The billions of gallons of water used to “frack” oil and gas wells become heavily polluted, including with potent carcinogens. Some is recycled, in the sense that the industry reuses it. But toxic drilling wastewater isn’t supposed to go back into the Brazos or any other river. Most of it is disposed of in injection wells that shoot the water deep into the earth, supposedly into stable formations from which it cannot leak.
Watchdog organizations estimate that in 2012 alone, oil and gas companies across the country took 280 billion gallons of contaminated water out of circulation, injecting it back into the ground. Drilling critics say injection wells do leak, as do gas wells, and that portions of aquifers in many states have been poisoned as a result, including some in Texas.
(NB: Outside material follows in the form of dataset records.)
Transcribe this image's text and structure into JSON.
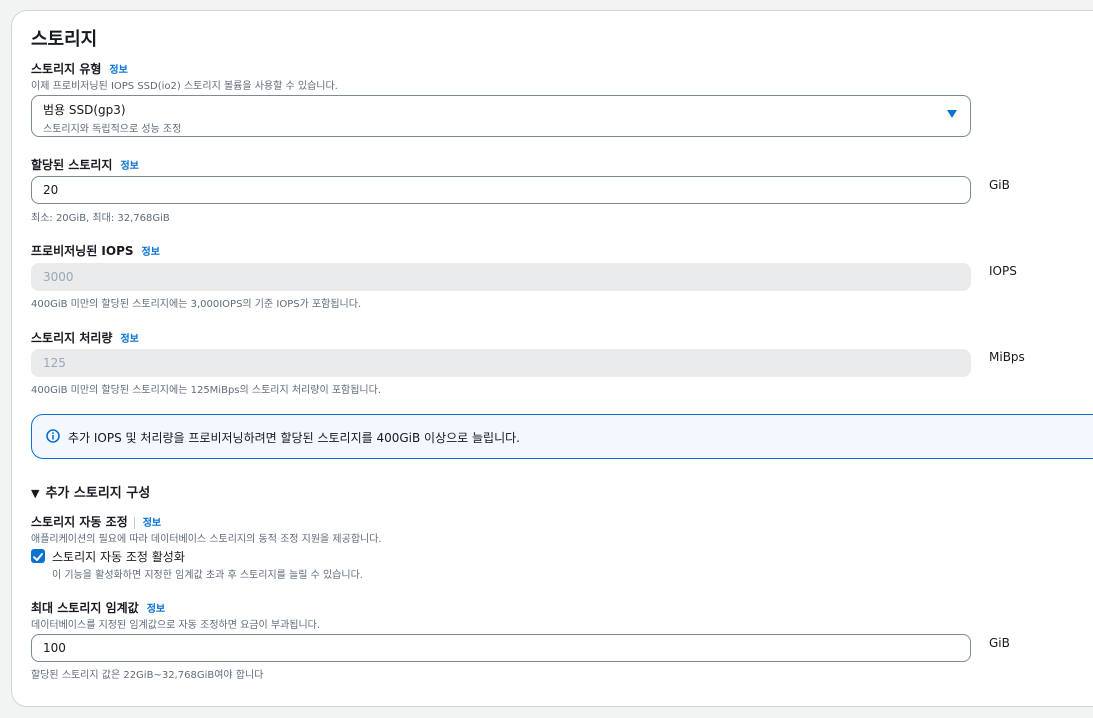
{
  "title": "스토리지",
  "info_label": "정보",
  "storage_type": {
    "label": "스토리지 유형",
    "description": "이제 프로비저닝된 IOPS SSD(io2) 스토리지 볼륨을 사용할 수 있습니다.",
    "selected_value": "범용 SSD(gp3)",
    "selected_description": "스토리지와 독립적으로 성능 조정"
  },
  "allocated_storage": {
    "label": "할당된 스토리지",
    "value": "20",
    "unit": "GiB",
    "hint": "최소: 20GiB, 최대: 32,768GiB"
  },
  "provisioned_iops": {
    "label": "프로비저닝된 IOPS",
    "value": "3000",
    "unit": "IOPS",
    "hint": "400GiB 미만의 할당된 스토리지에는 3,000IOPS의 기준 IOPS가 포함됩니다."
  },
  "storage_throughput": {
    "label": "스토리지 처리량",
    "value": "125",
    "unit": "MiBps",
    "hint": "400GiB 미만의 할당된 스토리지에는 125MiBps의 스토리지 처리량이 포함됩니다."
  },
  "alert": {
    "text": "추가 IOPS 및 처리량을 프로비저닝하려면 할당된 스토리지를 400GiB 이상으로 늘립니다."
  },
  "additional_config": {
    "label": "추가 스토리지 구성"
  },
  "autoscaling": {
    "label": "스토리지 자동 조정",
    "description": "애플리케이션의 필요에 따라 데이터베이스 스토리지의 동적 조정 지원을 제공합니다.",
    "checkbox_label": "스토리지 자동 조정 활성화",
    "checkbox_description": "이 기능을 활성화하면 지정한 임계값 초과 후 스토리지를 늘릴 수 있습니다.",
    "checked": true
  },
  "max_threshold": {
    "label": "최대 스토리지 임계값",
    "description": "데이터베이스를 지정된 임계값으로 자동 조정하면 요금이 부과됩니다.",
    "value": "100",
    "unit": "GiB",
    "hint": "할당된 스토리지 값은 22GiB~32,768GiB여야 합니다"
  },
  "colors": {
    "link": "#0972d3",
    "text": "#16191f",
    "muted": "#5f6b7a",
    "disabled_bg": "#e9ebed",
    "info_bg": "#f2f8fd"
  }
}
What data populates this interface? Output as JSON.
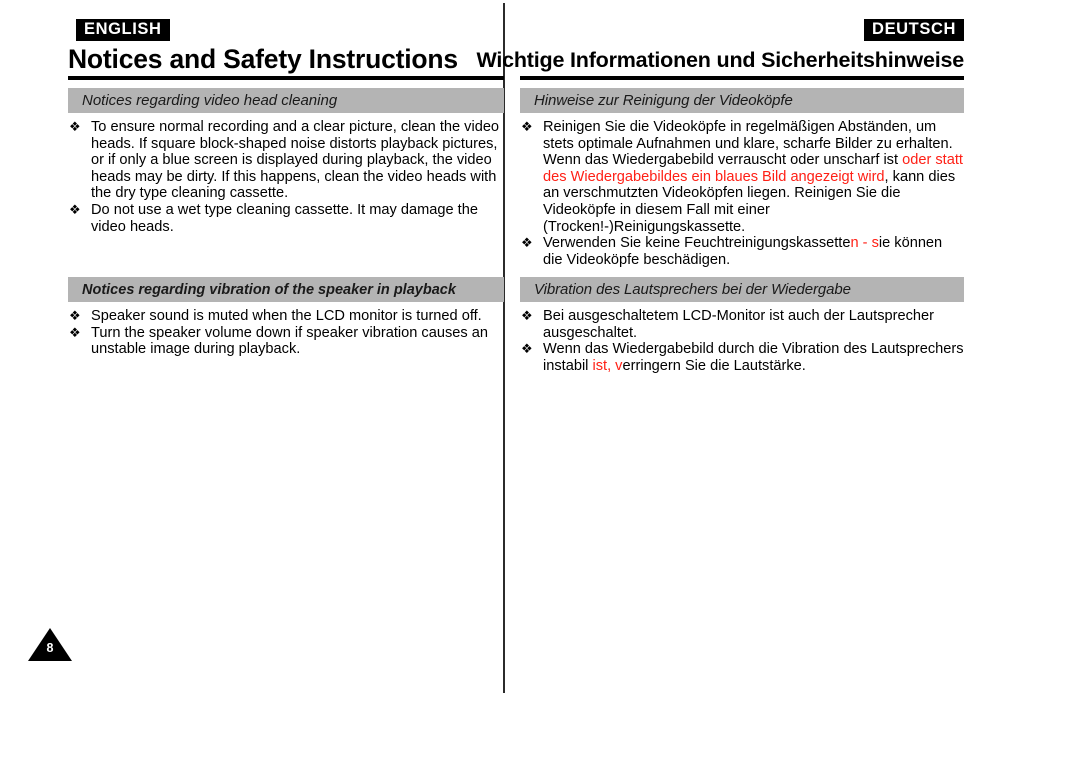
{
  "page": {
    "number": "8",
    "bullet_glyph": "❖"
  },
  "colors": {
    "heading_bar": "#b4b4b4",
    "badge_background": "#000000",
    "badge_text": "#ffffff",
    "highlight_red": "#ff2016",
    "rule": "#000000"
  },
  "left_column": {
    "language_badge": "ENGLISH",
    "title": "Notices and Safety Instructions",
    "sections": [
      {
        "heading": "Notices regarding video head cleaning",
        "heading_style": "italic",
        "bullets": [
          [
            {
              "text": "To ensure normal recording and a clear picture, clean the video heads. If square block-shaped noise distorts playback pictures, or if only a blue screen is displayed during playback, the video heads may be dirty. If this happens, clean the video heads with the dry type cleaning cassette.",
              "color": "black"
            }
          ],
          [
            {
              "text": "Do not use a wet type cleaning cassette. It may damage the video heads.",
              "color": "black"
            }
          ]
        ]
      },
      {
        "heading": "Notices regarding vibration of the speaker in playback",
        "heading_style": "bold-italic",
        "bullets": [
          [
            {
              "text": "Speaker sound is muted when the LCD monitor is turned off.",
              "color": "black"
            }
          ],
          [
            {
              "text": "Turn the speaker volume down if speaker vibration causes an unstable image during playback.",
              "color": "black"
            }
          ]
        ]
      }
    ]
  },
  "right_column": {
    "language_badge": "DEUTSCH",
    "title": "Wichtige Informationen und Sicherheitshinweise",
    "sections": [
      {
        "heading": "Hinweise zur Reinigung der Videoköpfe",
        "heading_style": "italic",
        "bullets": [
          [
            {
              "text": "Reinigen Sie die Videoköpfe in regelmäßigen Abständen, um stets optimale Aufnahmen und klare, scharfe Bilder zu erhalten. Wenn das Wiedergabebild verrauscht oder unscharf ist ",
              "color": "black"
            },
            {
              "text": "oder statt des Wiedergabebildes ein blaues Bild angezeigt wird",
              "color": "red"
            },
            {
              "text": ", kann dies an verschmutzten Videoköpfen liegen. Reinigen Sie die Videoköpfe in diesem Fall mit einer (Trocken!-)Reinigungskassette.",
              "color": "black"
            }
          ],
          [
            {
              "text": "Verwenden Sie keine Feuchtreinigungskassette",
              "color": "black"
            },
            {
              "text": "n - s",
              "color": "red"
            },
            {
              "text": "ie können die Videoköpfe beschädigen.",
              "color": "black"
            }
          ]
        ]
      },
      {
        "heading": "Vibration des Lautsprechers bei der Wiedergabe",
        "heading_style": "italic",
        "bullets": [
          [
            {
              "text": "Bei ausgeschaltetem LCD-Monitor ist auch der Lautsprecher ausgeschaltet.",
              "color": "black"
            }
          ],
          [
            {
              "text": "Wenn das Wiedergabebild durch die Vibration des Lautsprechers instabil ",
              "color": "black"
            },
            {
              "text": "ist, v",
              "color": "red"
            },
            {
              "text": "erringern Sie die Lautstärke.",
              "color": "black"
            }
          ]
        ]
      }
    ]
  }
}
The Brazos River Authority once regulated Lake Alan Henry, located on the Brazos near Lubbock. It provided fresh water not only to the city of Lubbock but also to Citation Oil. But in 2005 Lubbock took control of the lake, and when the oil company’s contract expired in 2012, the city declined to renew it. After Lubbock’s decision, local residents expressed their agreement on a local newspaper’s website. “No matter how much you believe in oil drilling (and I certainly do!) you don’t make drilling mud out of it at a time when we can’t even water our grass,” one commenter said.
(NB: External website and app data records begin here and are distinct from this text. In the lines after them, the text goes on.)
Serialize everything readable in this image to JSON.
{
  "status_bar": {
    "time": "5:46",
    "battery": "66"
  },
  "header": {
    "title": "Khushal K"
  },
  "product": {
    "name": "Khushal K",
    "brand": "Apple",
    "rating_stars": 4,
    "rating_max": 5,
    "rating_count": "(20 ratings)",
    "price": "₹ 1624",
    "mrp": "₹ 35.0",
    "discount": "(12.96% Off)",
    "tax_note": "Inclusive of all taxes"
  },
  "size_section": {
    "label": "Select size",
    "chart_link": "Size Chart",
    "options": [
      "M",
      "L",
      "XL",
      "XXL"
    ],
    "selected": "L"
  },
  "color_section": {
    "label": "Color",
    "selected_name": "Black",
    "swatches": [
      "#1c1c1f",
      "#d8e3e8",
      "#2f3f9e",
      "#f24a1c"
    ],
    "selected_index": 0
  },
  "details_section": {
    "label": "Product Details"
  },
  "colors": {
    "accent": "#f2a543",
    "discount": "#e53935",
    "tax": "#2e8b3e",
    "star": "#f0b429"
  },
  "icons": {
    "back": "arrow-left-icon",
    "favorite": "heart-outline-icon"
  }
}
“Don’t mess with our drinking water” said another post.
With the historic drought affecting reservoirs across the state, and cities and water districts looking for new sources, more and more water-selling entities are making that same decision. But the Brazos authority isn’t considering that option, at least for now.
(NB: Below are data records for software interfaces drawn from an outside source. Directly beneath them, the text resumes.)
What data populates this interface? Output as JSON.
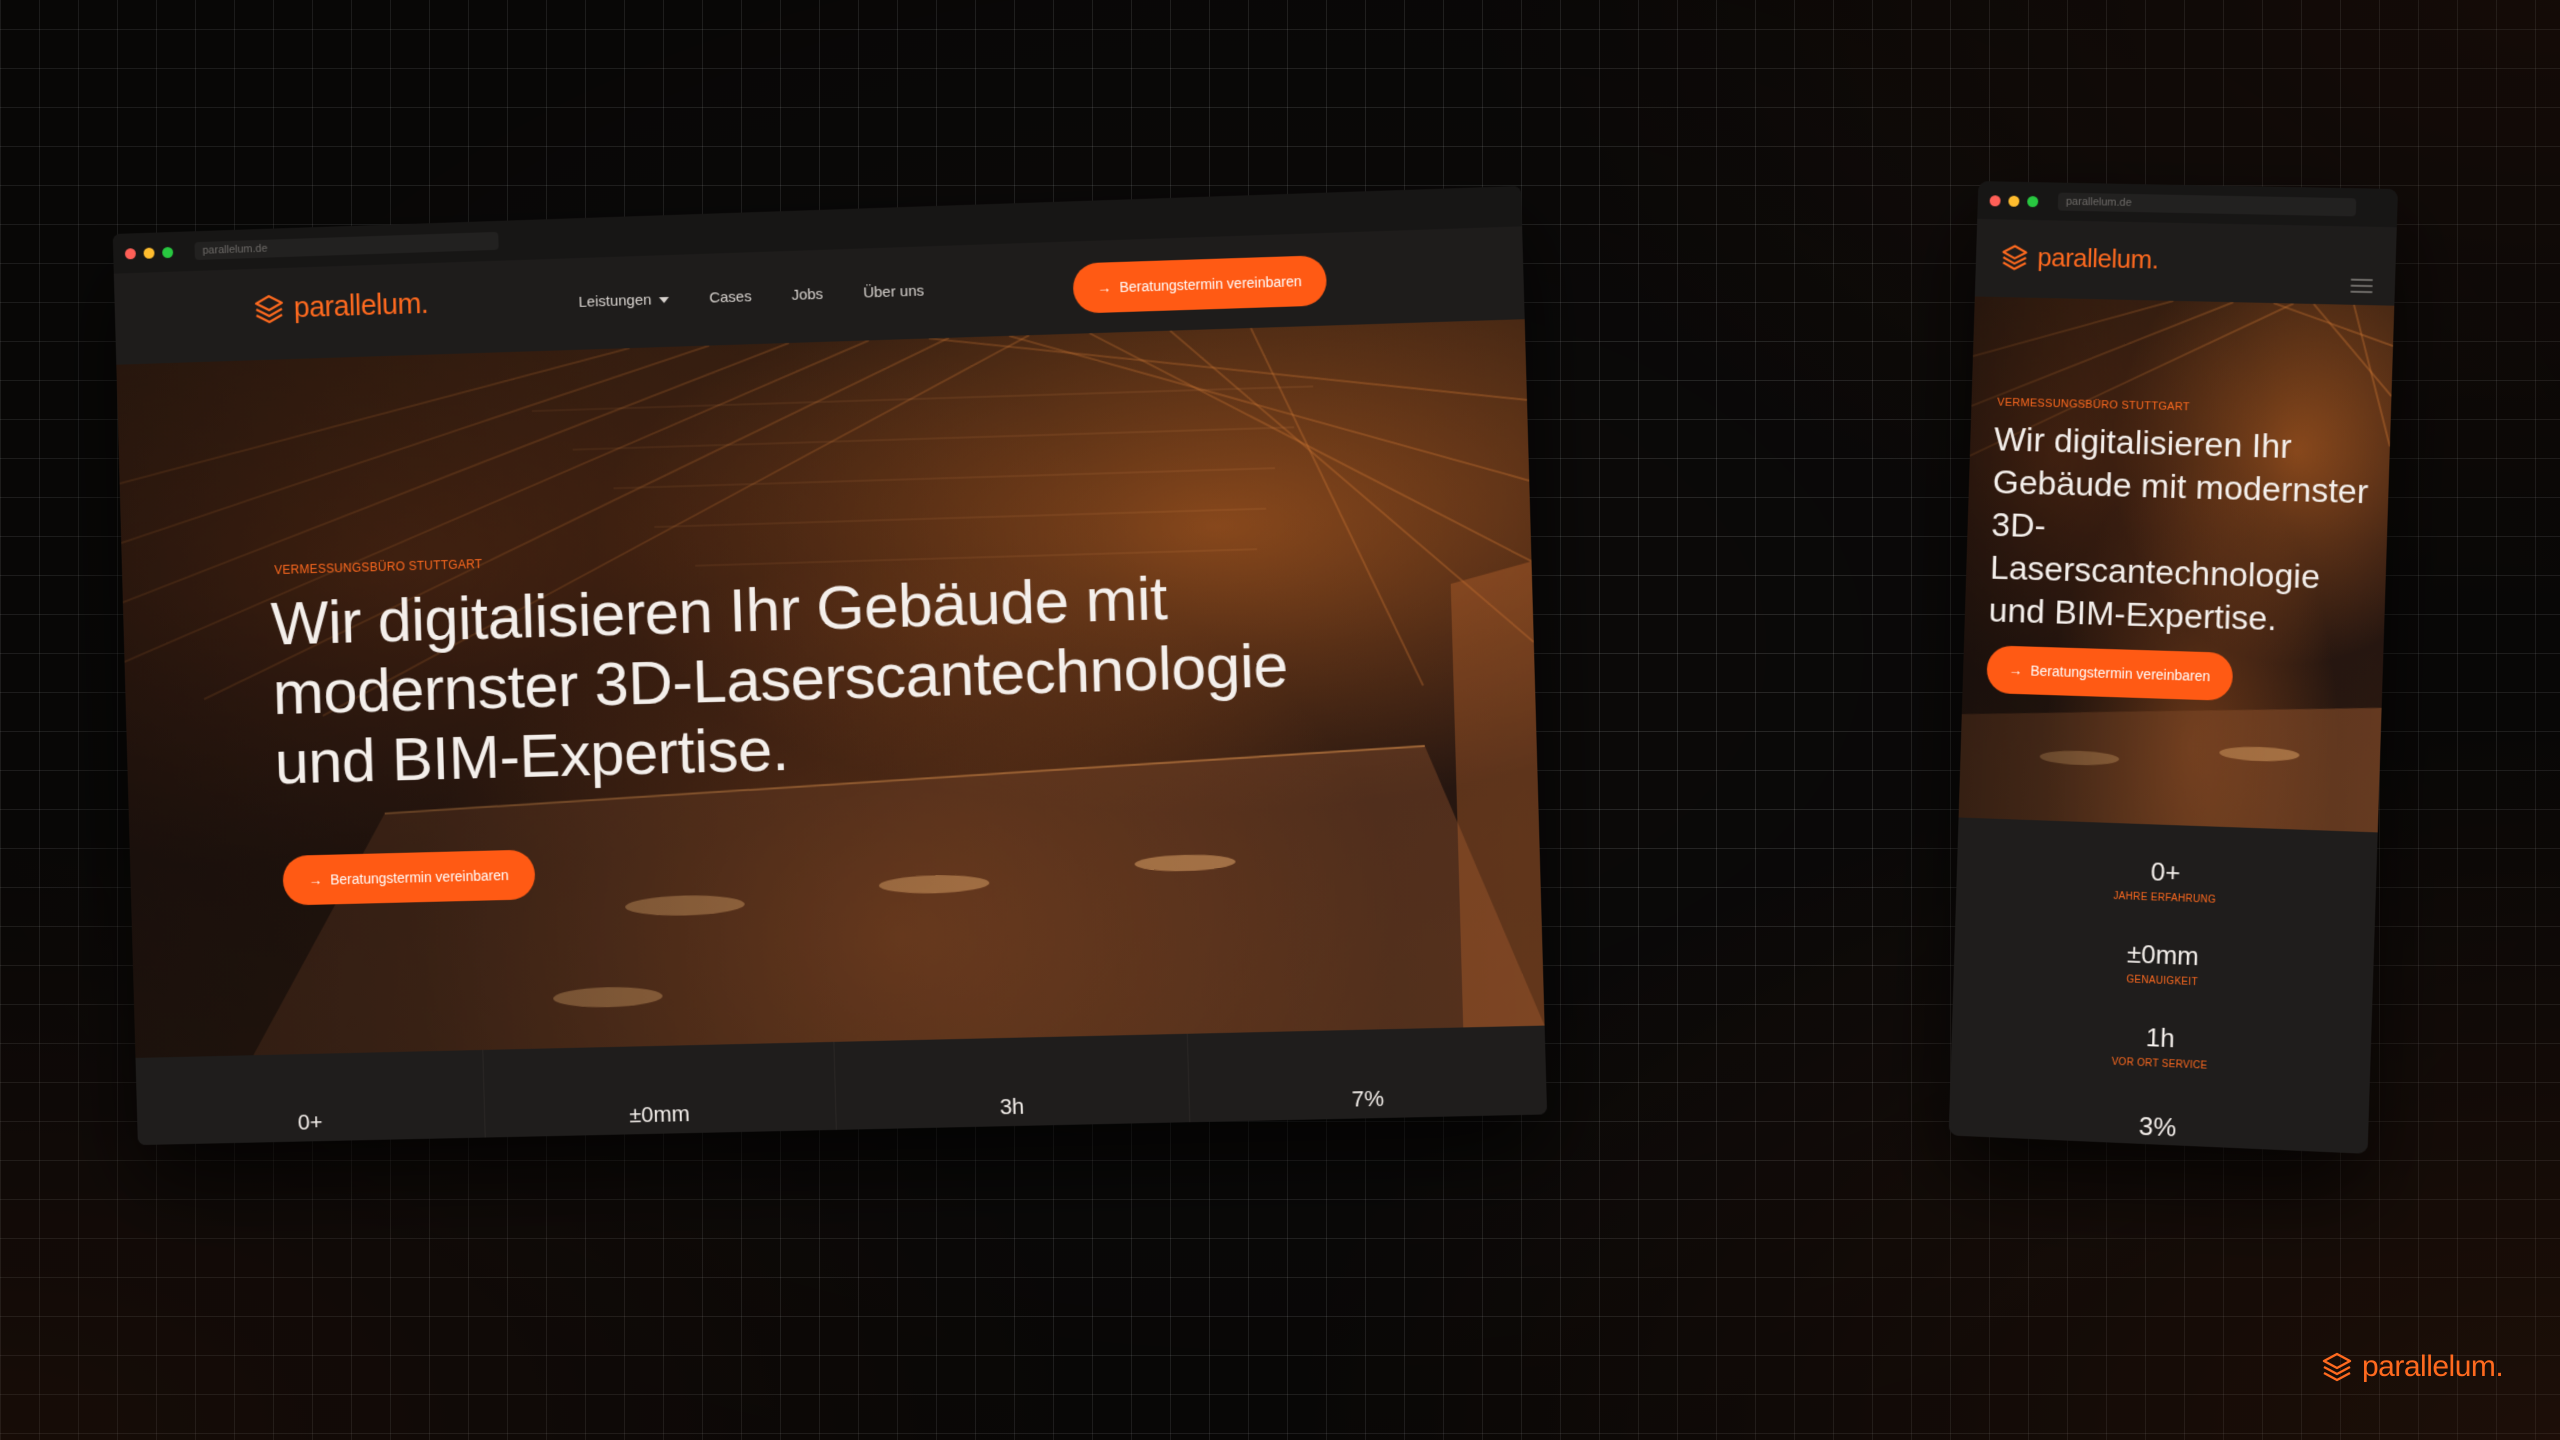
{
  "colors": {
    "accent": "#ff5a14",
    "brand": "#ff6a1f",
    "background": "#0c0a09",
    "text": "#f4efeb"
  },
  "brand": {
    "name": "parallelum",
    "dot": ".",
    "logo_icon": "stacked-layers-icon"
  },
  "desktop": {
    "browser": {
      "url": "parallelum.de"
    },
    "nav": {
      "items": [
        {
          "label": "Leistungen",
          "has_dropdown": true
        },
        {
          "label": "Cases"
        },
        {
          "label": "Jobs"
        },
        {
          "label": "Über uns"
        }
      ],
      "cta_label": "Beratungstermin vereinbaren"
    },
    "hero": {
      "eyebrow": "VERMESSUNGSBÜRO STUTTGART",
      "headline": "Wir digitalisieren Ihr Gebäude mit modernster 3D-Laserscantechnologie und BIM-Expertise.",
      "cta_label": "Beratungstermin vereinbaren"
    },
    "stats": [
      {
        "value": "0+"
      },
      {
        "value": "±0mm"
      },
      {
        "value": "3h"
      },
      {
        "value": "7%"
      }
    ]
  },
  "mobile": {
    "browser": {
      "url": "parallelum.de"
    },
    "menu_icon": "hamburger-icon",
    "hero": {
      "eyebrow": "VERMESSUNGSBÜRO STUTTGART",
      "headline": "Wir digitalisieren Ihr Gebäude mit modernster 3D-Laserscantechnologie und BIM-Expertise.",
      "cta_label": "Beratungstermin vereinbaren"
    },
    "stats": [
      {
        "value": "0+",
        "label": "JAHRE ERFAHRUNG"
      },
      {
        "value": "±0mm",
        "label": "GENAUIGKEIT"
      },
      {
        "value": "1h",
        "label": "VOR ORT SERVICE"
      },
      {
        "value": "3%",
        "label": ""
      }
    ]
  }
}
The result is that drillers are turning more and more to groundwater, competing with farmers and residential well-water users in many areas for resources that are shrinking.
Chip Minty, media relations chief at Devon Energy, said that even though many towns around Fort Worth have stopped selling water to drillers, Devon can use groundwater from land leased for that purpose or from land it owns, as well as other surface-water sources. Devon also has a water-recycling program.
No one knows exactly how much groundwater oil and gas companies are using — no government body regulates it.
The Upper Trinity Groundwater Conservation District tried to limit well-water use by drillers in their four-county district north of Fort Worth, but the district didn’t have the enforcement power to make oil and gas companies comply.
“Drillers would get their water from wherever they wanted,” said Sharon Wilson, an oil-and-gas activist known online as Texas Sharon, who runs Bluedaze, a website dedicated to informing people about the dangers associated with hydraulic fracturing. “They don’t have to follow the rules.”
The Texas Water Development Board estimates that in 2010, oil and gas companies in Dallas, Denton, Hood, Montague, and Tarrant counties accounted for less than 11 percent of groundwater usage from the Trinity Aquifer. But in Montague County, according to the Bowie News, such companies used 91 percent of the water that year.
Water is becoming a valuable commodity, as experts have been predicting for years. Many residents in Montague County told Fort Worth Weekly that they have turned to “farming” water — that is, leasing water-well rights — because it’s becoming more profitable than running cattle.